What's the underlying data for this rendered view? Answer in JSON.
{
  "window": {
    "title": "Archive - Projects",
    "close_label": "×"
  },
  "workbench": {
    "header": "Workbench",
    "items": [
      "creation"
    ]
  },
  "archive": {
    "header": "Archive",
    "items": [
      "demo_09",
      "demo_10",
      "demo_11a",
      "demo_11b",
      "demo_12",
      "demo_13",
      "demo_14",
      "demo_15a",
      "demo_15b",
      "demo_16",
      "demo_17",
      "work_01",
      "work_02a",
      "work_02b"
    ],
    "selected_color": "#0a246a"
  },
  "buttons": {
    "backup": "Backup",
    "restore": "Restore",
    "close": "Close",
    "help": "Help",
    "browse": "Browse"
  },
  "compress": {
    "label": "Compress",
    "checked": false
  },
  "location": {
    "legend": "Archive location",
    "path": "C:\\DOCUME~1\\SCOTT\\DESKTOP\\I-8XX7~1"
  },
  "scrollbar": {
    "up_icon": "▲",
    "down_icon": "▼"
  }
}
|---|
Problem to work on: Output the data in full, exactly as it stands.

Response area:
What's the underlying data for this rendered view? Answer in JSON.
{
  "window": {
    "title": "Archive - Projects",
    "close_label": "×"
  },
  "workbench": {
    "header": "Workbench",
    "items": [
      "creation"
    ]
  },
  "archive": {
    "header": "Archive",
    "items": [
      "demo_09",
      "demo_10",
      "demo_11a",
      "demo_11b",
      "demo_12",
      "demo_13",
      "demo_14",
      "demo_15a",
      "demo_15b",
      "demo_16",
      "demo_17",
      "work_01",
      "work_02a",
      "work_02b"
    ],
    "selected_color": "#0a246a"
  },
  "buttons": {
    "backup": "Backup",
    "restore": "Restore",
    "close": "Close",
    "help": "Help",
    "browse": "Browse"
  },
  "compress": {
    "label": "Compress",
    "checked": false
  },
  "location": {
    "legend": "Archive location",
    "path": "C:\\DOCUME~1\\SCOTT\\DESKTOP\\I-8XX7~1"
  },
  "scrollbar": {
    "up_icon": "▲",
    "down_icon": "▼"
  }
}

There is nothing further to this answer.